A song about cell phones, over a “jingly” beat. Maybe a little bland… filler perhaps? Nothing much else to say on this. One thing I noticed was that they made reference to the fact that Jay-Dee was meant to hook up some beats for them and never returned their calls. L.A. Symphony would sound DOPE on a Jay-Dee beat.
12) Broken Now
I love this. Starts with a weird Egyptian type sample, then a slow plodding beat kicks in, and the emcees tell us the tale of their financial woes. “ATM is straight tapped, clearing samples is wack, album gets pushed back.” The whole vibe of the song is one that everyone can identify with because lets face it – we’re all either broke (like me) or have been at some point.
13) Anything (feat. Black Eyed Peas)
This SOUNDS like a Black Eyed Peas cut. A quick tempo with a repeated guitar lick – in my opinion this is maybe the most commercial cut on the album, and to be honest, I ain’t really feeling this very much.
A six second interlude – why do artists insist on putting these things in? Some day I’m gonna meet De La Soul… and kill them. They started all this on “3 Feet High and Rising”. Bastards.
A head nodder. “This beat be straight up and down like coat hangers.” Basically a chance for all the emcees to step up and show their skills. There’s no real theme or story for this track – its a (very dope) rhymefest from start to finish.
I’m loving the horns on this. A party track of sorts, as the Symphony bust some fun lyrics about women, parties, and clubs. Another winner.
A nice piano lead in, and a very laidback beat, with female vocals floating in and out in the background. A haunting female chorus too, reminiscent of Amel Larrieux. I like this a lot. This is a real grower. (Oh and my wife just walked in the room, and made me put this on again from the start – so it gets the “A to the L’s Wife Seal Of Approval” too.)
18) Call It What You Want
A heavy bassline and a thumping beat introduce the title track. Another head nodder. The emcees spit some nice lines here, as they tell us how their aim is to get into the Hiphop world and “penetrate and dominate like Shaq against 5’8.” This track really shows what LA Symphony are about – a group of ill emcees with varying styles and flows all able to throw down on a dope beat. And at the end of the day, isn’t that all we ask for on a Hiphop record?
This track kinda reminded me of Dilated Peoples for some reason. Some nice cuts on the chorus, but this is basically a bragging, boasting, “where we’re from, who we are” track that all artist have done at one time or another. Not bad at all though.
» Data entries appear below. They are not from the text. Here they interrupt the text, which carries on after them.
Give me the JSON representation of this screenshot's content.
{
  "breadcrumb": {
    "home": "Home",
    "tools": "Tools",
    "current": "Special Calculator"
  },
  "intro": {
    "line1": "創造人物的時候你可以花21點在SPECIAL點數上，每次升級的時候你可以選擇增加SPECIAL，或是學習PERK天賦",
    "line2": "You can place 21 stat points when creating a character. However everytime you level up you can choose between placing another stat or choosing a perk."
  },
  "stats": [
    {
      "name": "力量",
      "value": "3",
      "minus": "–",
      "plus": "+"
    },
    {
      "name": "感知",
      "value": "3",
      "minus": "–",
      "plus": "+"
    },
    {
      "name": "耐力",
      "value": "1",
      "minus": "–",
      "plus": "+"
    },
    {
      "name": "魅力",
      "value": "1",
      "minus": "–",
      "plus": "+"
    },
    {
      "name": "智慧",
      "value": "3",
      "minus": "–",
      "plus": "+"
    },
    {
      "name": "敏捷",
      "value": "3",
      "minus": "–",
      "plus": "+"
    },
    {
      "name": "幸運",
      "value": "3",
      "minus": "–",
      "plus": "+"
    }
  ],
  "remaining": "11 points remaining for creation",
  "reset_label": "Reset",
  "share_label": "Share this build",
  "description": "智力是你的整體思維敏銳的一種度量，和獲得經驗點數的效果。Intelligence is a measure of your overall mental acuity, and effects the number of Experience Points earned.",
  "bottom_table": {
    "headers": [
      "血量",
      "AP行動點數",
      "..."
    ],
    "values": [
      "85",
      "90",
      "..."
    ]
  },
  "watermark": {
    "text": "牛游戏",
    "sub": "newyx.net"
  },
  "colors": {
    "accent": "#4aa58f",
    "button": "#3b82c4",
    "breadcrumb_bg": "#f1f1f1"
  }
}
And so we reach the end… and I have to say that this is one of the best albums I’ve heard this year. More or less solid throughout, with only a hint of filler tracks – you should make it your mission to pick this up when it drops. (One beef I have though, is that if you go to the L.A. Symphony website, some of the beats you can hear on the site are off the hook, but never appeared on the album. Why not!?)